Brittney Griner offered a glimpse of her personal story while testifying in a Russian court on Thursday in a case in which she faces a possible sentence of up to 10 years in prison. Her legal team has appealed for leniency in the case, arguing that she has contributed to Russian society and that she did not intend to break the law.
“I grew up in a normal house, a normal household in Houston, Texas, with my siblings and my mom and my dad,” Ms. Griner, 31, told the court. “My parents taught me two important things: One, take ownership for your responsibilities and two, work hard for everything that you get. That’s why I pleaded guilty to my charges.”

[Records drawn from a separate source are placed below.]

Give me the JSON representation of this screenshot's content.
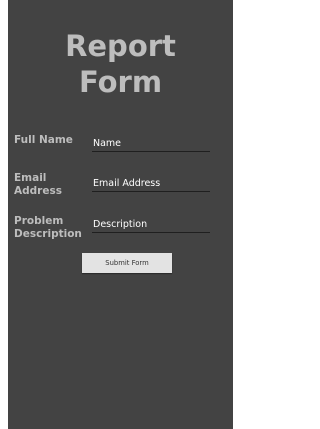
{
  "form": {
    "title_line1": "Report",
    "title_line2": "Form",
    "fields": [
      {
        "label": "Full Name",
        "value": "Name"
      },
      {
        "label_line1": "Email",
        "label_line2": "Address",
        "value": "Email Address"
      },
      {
        "label_line1": "Problem",
        "label_line2": "Description",
        "value": "Description"
      }
    ],
    "submit_label": "Submit Form"
  },
  "colors": {
    "background": "#434343",
    "text_muted": "#bdbdbd",
    "input_text": "#ffffff",
    "button_bg": "#e3e3e3"
  }
}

“I understand everything that has been said against me in the charges against me, but I had no intent to break Russian law,” added Ms. Griner, who was detained in mid-February in a Moscow airport while on her way to Yekaterinburg, a Russian city near the Ural Mountains where she had been playing for a local team during the WNBA off season.
Customs officials found two vape cartridges containing less than one gram of hashish oil in her luggage.
“I want the court to understand that it was an honest mistake that I made while rushing and in stress trying to recover post-Covid and just trying to get back to my team,” she told the court on Thursday.
Ms. Griner also spoke of her time playing for UMMC Yekaterinburg.
“That hard work that my parents instilled in me is what had brought me to play for the best Russian team,” she said. “I had no idea that the team, the city, the fans and my teammates would make such a great impression on me over the six and a half years that I spent in Yekaterinburg. It became my second home with my friends, my teammates and my fans that I would always interact with.”
The basketball star apologized to her teammates on the Russian squad and the city of Yekaterinburg, her family and her fellow WNBA players, including her Arizona team, the Phoenix Mercury.
Addressing the judge in the case, Anna S. Sotnikova, Ms. Griner said, “I made an honest mistake, and I hope that in your ruling that it doesn’t end my life here.”
She also alluded to the possibility of a prisoner swap that would allow her to return to the United States, an issue that has been the subject of talks between Moscow and Washington, with pressure on President Biden to help secure her release.
“I know that everybody keeps talking about political pawn and politics, but I hope that that is far from that courtroom,” Ms. Griner said.